• [TASK TO CARRY OUT]
Going through the data below, copy out each line where the word "黄金六套卷" shows up.

(RECORDS SUPPLIED begins)

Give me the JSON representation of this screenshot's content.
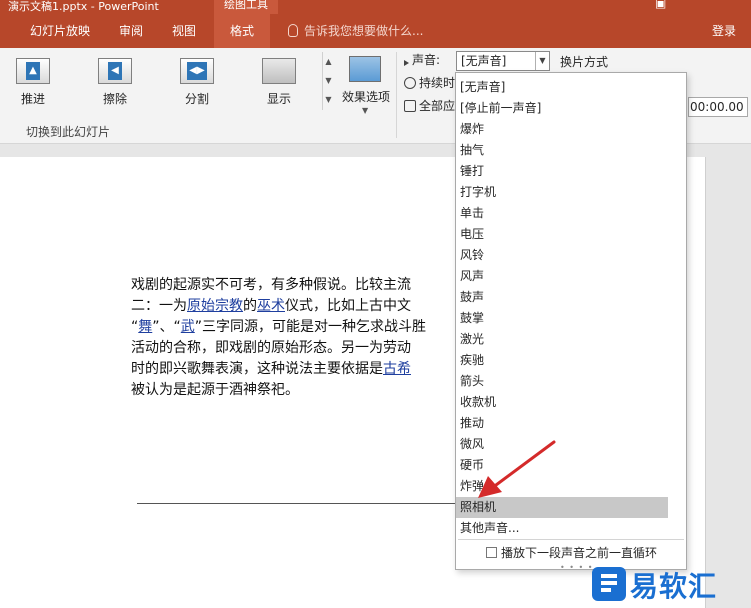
{
  "window": {
    "title": "演示文稿1.pptx - PowerPoint",
    "tools_label": "绘图工具"
  },
  "tabs": [
    {
      "label": "幻灯片放映"
    },
    {
      "label": "审阅"
    },
    {
      "label": "视图"
    },
    {
      "label": "格式",
      "active": true
    }
  ],
  "tell_me": "告诉我您想要做什么...",
  "login": "登录",
  "transitions": {
    "items": [
      {
        "label": "推进",
        "icon": "arrow-up-icon"
      },
      {
        "label": "擦除",
        "icon": "arrow-left-icon"
      },
      {
        "label": "分割",
        "icon": "split-arrows-icon"
      },
      {
        "label": "显示",
        "icon": "reveal-icon"
      }
    ],
    "effect_options": "效果选项",
    "group_label": "切换到此幻灯片"
  },
  "timing": {
    "sound_label": "声音:",
    "sound_value": "[无声音]",
    "duration_label": "持续时",
    "apply_all_label": "全部应",
    "advance_label": "换片方式",
    "time_value": "00:00.00"
  },
  "slide": {
    "lines": [
      [
        {
          "t": "戏剧的起源实不可考，有多种假说。比较主流"
        }
      ],
      [
        {
          "t": "二：一为"
        },
        {
          "t": "原始宗教",
          "link": true
        },
        {
          "t": "的"
        },
        {
          "t": "巫术",
          "link": true
        },
        {
          "t": "仪式，比如上古中文"
        }
      ],
      [
        {
          "t": "“"
        },
        {
          "t": "舞",
          "link": true
        },
        {
          "t": "”、“"
        },
        {
          "t": "武",
          "link": true
        },
        {
          "t": "”三字同源，可能是对一种乞求战斗胜"
        }
      ],
      [
        {
          "t": "活动的合称，即戏剧的原始形态。另一为劳动"
        }
      ],
      [
        {
          "t": "时的即兴歌舞表演，这种说法主要依据是"
        },
        {
          "t": "古希",
          "link": true
        }
      ],
      [
        {
          "t": "被认为是起源于酒神祭祀。"
        }
      ]
    ]
  },
  "sound_menu": {
    "items": [
      "[无声音]",
      "[停止前一声音]",
      "爆炸",
      "抽气",
      "锤打",
      "打字机",
      "单击",
      "电压",
      "风铃",
      "风声",
      "鼓声",
      "鼓掌",
      "激光",
      "疾驰",
      "箭头",
      "收款机",
      "推动",
      "微风",
      "硬币",
      "炸弹",
      "照相机",
      "其他声音..."
    ],
    "selected_index": 20,
    "footer": "播放下一段声音之前一直循环"
  },
  "watermark": {
    "text": "易软汇"
  },
  "colors": {
    "ribbon_accent": "#b7472a",
    "annotation_arrow": "#d42a2a",
    "watermark_blue": "#1a6fd1"
  }
}
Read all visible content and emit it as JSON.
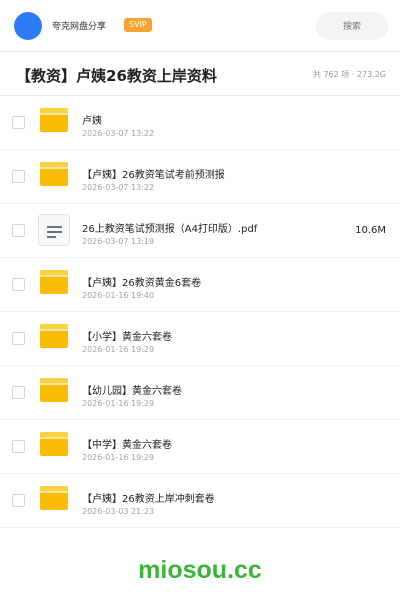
{
  "header": {
    "share_name": "夸克网盘分享",
    "badge": "SVIP",
    "search_placeholder": "搜索",
    "avatar_color": "#2f7bf6",
    "badge_color": "#f7a530"
  },
  "title_bar": {
    "title": "【教资】卢姨26教资上岸资料",
    "summary": "共 762 项 · 273.2G"
  },
  "files": [
    {
      "name": "卢姨",
      "date": "2026-03-07 13:22",
      "type": "folder",
      "size": ""
    },
    {
      "name": "【卢姨】26教资笔试考前预测报",
      "date": "2026-03-07 13:22",
      "type": "folder",
      "size": ""
    },
    {
      "name": "26上教资笔试预测报（A4打印版）.pdf",
      "date": "2026-03-07 13:19",
      "type": "document",
      "size": "10.6M"
    },
    {
      "name": "【卢姨】26教资黄金6套卷",
      "date": "2026-01-16 19:40",
      "type": "folder",
      "size": ""
    },
    {
      "name": "【小学】黄金六套卷",
      "date": "2026-01-16 19:29",
      "type": "folder",
      "size": ""
    },
    {
      "name": "【幼儿园】黄金六套卷",
      "date": "2026-01-16 19:29",
      "type": "folder",
      "size": ""
    },
    {
      "name": "【中学】黄金六套卷",
      "date": "2026-01-16 19:29",
      "type": "folder",
      "size": ""
    },
    {
      "name": "【卢姨】26教资上岸冲刺套卷",
      "date": "2026-03-03 21:23",
      "type": "folder",
      "size": ""
    }
  ],
  "icons": {
    "folder": "folder-icon",
    "document": "document-icon"
  },
  "watermark": "miosou.cc",
  "watermark_color": "#3ab53a"
}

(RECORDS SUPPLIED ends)

• [COMPLETED EXERCISE]
      "name": "【小学】黄金六套卷",
      "name": "【幼儿园】黄金六套卷",
      "name": "【中学】黄金六套卷",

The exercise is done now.